When is it Busy?
A largely roadless wilderness park, the infrastructure at Guadalupe Mountains National Park was designed for a much lower level of visitation than the park now experiences. While often described as a "least-visted" National Park, the park experiences seasonal surges in the spring (March-May) and fall (September-December) that guarantee parking and developed camping will fill to capacity on weekends and during holidays.
Be Prepared For Full Parking Lots
With over eighty miles of trails, there's almost always space to hike, however, parking is limited throughout the park. During spring and fall weekends, it is not unusual for the parking at Pine Springs to fill to capacity. When these lots fill to capacity, visitors will be rerouted to other locations in the park. Be prepared with an alternative plan for hiking at McKittrick Canyon or other locations or consider visiting during the middle of the week. Epecially at Pine Springs, visitors are advised to walk to the trailhead or visitor center, as parking lots may be full throughout the day.

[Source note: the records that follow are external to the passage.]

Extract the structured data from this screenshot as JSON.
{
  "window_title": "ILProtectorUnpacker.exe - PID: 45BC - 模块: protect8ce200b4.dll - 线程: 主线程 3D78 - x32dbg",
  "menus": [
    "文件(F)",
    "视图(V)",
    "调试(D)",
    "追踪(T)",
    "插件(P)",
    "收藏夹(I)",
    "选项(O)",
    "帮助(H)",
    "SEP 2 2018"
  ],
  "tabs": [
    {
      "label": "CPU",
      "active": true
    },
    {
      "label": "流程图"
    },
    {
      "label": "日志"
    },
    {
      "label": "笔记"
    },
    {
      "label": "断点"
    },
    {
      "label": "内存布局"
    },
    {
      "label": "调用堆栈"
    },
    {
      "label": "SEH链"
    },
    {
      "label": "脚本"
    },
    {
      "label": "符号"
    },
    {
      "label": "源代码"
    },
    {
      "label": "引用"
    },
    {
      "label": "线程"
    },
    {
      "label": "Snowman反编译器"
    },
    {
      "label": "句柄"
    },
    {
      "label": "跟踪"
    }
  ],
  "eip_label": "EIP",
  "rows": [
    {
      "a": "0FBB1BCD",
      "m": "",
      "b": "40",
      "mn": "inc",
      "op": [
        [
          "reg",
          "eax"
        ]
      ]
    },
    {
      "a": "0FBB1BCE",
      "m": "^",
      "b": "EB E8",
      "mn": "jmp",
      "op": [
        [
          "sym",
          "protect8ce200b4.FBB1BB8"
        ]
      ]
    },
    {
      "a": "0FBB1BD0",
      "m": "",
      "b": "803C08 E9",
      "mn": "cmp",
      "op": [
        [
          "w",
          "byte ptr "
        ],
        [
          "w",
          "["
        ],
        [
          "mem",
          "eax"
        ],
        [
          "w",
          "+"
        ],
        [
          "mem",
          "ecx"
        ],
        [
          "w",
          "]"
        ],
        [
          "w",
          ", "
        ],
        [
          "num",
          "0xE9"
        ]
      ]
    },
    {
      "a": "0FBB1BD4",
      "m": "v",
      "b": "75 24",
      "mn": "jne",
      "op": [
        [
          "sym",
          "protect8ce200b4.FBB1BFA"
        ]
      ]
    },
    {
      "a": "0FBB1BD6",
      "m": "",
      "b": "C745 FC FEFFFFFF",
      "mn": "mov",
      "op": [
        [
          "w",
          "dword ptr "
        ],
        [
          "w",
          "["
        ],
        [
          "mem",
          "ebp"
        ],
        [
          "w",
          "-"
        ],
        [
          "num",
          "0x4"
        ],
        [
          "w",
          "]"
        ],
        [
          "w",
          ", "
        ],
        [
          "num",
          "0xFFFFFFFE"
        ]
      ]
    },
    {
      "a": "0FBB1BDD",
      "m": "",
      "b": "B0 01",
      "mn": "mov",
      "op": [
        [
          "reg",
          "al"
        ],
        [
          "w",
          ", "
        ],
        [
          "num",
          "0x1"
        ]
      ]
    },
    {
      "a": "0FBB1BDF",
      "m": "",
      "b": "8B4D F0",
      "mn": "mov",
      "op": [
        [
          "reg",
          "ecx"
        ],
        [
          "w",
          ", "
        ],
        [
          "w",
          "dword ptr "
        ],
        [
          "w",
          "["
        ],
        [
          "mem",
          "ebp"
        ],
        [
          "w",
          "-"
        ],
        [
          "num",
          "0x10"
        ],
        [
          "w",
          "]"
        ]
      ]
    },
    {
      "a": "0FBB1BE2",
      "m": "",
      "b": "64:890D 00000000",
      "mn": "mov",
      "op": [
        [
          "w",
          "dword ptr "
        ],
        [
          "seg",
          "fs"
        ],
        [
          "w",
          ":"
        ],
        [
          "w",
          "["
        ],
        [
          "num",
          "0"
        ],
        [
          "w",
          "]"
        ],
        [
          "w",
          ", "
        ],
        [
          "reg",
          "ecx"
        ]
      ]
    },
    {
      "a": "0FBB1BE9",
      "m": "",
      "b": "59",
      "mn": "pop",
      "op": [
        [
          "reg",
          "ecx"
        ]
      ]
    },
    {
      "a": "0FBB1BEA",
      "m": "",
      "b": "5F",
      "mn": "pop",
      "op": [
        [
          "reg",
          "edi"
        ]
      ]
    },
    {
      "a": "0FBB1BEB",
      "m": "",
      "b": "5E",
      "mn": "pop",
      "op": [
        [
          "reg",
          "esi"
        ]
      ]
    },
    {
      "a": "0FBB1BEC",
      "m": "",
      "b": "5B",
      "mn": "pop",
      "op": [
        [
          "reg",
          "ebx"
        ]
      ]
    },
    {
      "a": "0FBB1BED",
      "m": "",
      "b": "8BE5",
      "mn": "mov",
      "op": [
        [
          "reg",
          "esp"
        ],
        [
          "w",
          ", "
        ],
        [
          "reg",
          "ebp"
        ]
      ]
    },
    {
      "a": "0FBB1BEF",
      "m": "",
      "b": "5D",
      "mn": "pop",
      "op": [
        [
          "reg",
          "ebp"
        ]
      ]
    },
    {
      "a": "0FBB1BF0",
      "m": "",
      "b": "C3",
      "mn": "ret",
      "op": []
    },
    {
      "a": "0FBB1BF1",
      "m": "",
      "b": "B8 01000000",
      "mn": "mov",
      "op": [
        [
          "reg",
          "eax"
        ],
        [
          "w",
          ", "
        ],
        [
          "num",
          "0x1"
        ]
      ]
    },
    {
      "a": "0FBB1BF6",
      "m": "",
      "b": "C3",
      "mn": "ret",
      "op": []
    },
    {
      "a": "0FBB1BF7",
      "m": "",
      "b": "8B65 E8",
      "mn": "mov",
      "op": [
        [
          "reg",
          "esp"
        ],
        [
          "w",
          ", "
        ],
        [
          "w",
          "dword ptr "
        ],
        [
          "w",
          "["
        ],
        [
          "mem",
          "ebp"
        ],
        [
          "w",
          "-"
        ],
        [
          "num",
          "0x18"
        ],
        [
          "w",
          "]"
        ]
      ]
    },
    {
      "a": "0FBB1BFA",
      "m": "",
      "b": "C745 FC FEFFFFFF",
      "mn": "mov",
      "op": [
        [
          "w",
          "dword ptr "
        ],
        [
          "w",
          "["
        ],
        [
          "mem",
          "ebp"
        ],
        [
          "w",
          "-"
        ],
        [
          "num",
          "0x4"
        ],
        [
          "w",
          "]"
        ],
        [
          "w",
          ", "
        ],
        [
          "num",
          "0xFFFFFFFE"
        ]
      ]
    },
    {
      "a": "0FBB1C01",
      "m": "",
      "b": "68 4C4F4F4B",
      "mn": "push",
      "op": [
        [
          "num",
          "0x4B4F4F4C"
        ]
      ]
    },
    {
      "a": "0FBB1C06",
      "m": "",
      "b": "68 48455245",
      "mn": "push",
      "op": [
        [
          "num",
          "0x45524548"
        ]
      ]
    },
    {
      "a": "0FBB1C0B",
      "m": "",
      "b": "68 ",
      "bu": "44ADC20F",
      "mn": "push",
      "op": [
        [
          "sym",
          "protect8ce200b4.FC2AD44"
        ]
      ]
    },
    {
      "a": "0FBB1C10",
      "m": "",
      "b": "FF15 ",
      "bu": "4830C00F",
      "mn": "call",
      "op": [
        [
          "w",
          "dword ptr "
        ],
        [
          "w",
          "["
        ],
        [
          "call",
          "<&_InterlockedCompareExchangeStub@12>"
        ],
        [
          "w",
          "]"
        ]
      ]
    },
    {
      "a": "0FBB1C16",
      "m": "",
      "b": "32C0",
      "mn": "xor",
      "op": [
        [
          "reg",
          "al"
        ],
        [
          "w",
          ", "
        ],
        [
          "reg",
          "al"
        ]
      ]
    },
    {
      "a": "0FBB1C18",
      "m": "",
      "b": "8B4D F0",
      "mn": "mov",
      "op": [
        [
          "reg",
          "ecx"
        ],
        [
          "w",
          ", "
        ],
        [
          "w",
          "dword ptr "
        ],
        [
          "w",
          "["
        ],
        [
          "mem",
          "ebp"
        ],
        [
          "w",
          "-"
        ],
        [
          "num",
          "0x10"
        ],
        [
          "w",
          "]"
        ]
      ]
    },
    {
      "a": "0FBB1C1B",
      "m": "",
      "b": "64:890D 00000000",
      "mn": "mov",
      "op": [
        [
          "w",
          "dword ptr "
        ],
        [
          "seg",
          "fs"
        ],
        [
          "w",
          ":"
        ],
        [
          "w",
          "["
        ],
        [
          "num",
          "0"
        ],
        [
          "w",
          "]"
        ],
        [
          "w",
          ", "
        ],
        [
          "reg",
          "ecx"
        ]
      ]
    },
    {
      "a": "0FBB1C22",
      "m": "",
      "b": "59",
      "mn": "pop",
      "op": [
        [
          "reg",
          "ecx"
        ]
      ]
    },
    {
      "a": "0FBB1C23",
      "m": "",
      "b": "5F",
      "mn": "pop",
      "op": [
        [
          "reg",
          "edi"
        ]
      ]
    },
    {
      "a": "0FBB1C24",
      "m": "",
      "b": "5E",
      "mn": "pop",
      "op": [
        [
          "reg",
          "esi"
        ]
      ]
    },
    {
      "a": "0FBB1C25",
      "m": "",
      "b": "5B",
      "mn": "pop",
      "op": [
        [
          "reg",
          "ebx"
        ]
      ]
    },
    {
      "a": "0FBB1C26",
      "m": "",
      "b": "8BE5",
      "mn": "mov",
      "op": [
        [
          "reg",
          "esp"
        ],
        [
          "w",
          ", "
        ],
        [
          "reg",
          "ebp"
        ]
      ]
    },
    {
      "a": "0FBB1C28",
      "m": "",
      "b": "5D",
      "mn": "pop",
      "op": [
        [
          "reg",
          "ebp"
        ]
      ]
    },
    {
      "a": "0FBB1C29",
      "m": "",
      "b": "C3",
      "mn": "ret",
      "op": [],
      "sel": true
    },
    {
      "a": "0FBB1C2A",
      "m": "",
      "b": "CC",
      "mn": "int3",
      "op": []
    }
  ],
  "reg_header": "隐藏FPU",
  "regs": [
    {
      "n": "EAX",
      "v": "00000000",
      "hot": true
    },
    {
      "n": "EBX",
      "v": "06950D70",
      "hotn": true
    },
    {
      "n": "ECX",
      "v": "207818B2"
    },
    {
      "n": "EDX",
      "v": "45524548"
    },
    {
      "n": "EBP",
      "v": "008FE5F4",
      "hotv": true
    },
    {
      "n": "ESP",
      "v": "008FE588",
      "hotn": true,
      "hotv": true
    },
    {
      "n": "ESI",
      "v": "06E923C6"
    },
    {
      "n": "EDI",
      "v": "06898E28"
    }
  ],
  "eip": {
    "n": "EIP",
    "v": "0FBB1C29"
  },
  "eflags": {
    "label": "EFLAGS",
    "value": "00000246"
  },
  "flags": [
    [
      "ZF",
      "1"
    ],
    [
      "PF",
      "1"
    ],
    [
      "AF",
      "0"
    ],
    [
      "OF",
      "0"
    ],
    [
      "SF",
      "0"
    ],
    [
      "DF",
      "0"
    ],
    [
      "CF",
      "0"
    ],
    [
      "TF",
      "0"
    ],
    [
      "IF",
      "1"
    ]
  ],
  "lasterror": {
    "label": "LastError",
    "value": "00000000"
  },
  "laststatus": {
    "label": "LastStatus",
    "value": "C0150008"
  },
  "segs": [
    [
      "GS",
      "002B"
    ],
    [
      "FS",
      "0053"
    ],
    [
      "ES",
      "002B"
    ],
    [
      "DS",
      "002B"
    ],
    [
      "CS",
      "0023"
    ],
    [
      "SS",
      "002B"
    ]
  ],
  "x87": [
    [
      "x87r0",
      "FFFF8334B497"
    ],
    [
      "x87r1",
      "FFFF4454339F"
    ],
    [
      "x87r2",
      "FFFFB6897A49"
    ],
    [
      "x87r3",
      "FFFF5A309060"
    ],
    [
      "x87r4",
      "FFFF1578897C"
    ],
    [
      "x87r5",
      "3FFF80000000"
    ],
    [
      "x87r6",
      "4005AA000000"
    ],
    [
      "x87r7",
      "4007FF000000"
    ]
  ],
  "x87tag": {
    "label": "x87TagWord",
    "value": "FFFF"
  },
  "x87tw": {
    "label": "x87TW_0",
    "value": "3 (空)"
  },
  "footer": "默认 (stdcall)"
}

Developed Campgrounds Require Reservations
All of the developed campgrounds in the park are reservable in advance through the recreation.gov service. All available campsites at Pine Springs and Dog Canyon require reservations. Please make camping reservations in advance of your visit to ensure that you have a place to stay before driving all the way to the park.
At present all overnight backpacking trips require a Wilderness Use Permit; these permits can be obtained at the Pine Springs Visitor Center or in advance through recreation.gov. All wilderness camping sites require a hike of at least three miles, two thousand feet of elevation gain, and all water must be carried in. The Guadalupe Peak Wilderness Campground is the first to fill, so the park strongly encourages that you have a back up itinerary if you intend to get a walk up permit. A wilderness camping permit does not guarantee parking.
Operations modifications during peak visitation
During peak visitation periods, visitors should keep in mind the following:
What should I do if the park is full when I arrive?
While there is no commercial or dispersed camping immediately ajacent the park, an hours drive north, west, or south will take you to alternatives for camping outside the park. If parking is full at Pine Springs, have an alternative location within the park in mind, or consider nearby attractions such as Carlsbad Caverns National Park. Do not park along U.S. Highway 62/180 if parking areas are full.
On busy weekends, parking is the resource that is in the shortest supply. Have a backup plan and learn when different areas are busy.
Learn about primitive tent and RV camping at the Pine Springs and Dog Canyon campgrounds.
Things To Do
Hikes, historic sites and other things to do during your visit.
Human Waste in the Wilderness
Nothing can spoil a hike as quickly as the discovery of toilet paper. Always use the restroom before hiking. Pack out your toilet paper.
While no roads pass through the heart of the park, a series of roads lead to the mountains and provide access to the interior.
Last updated: February 5, 2023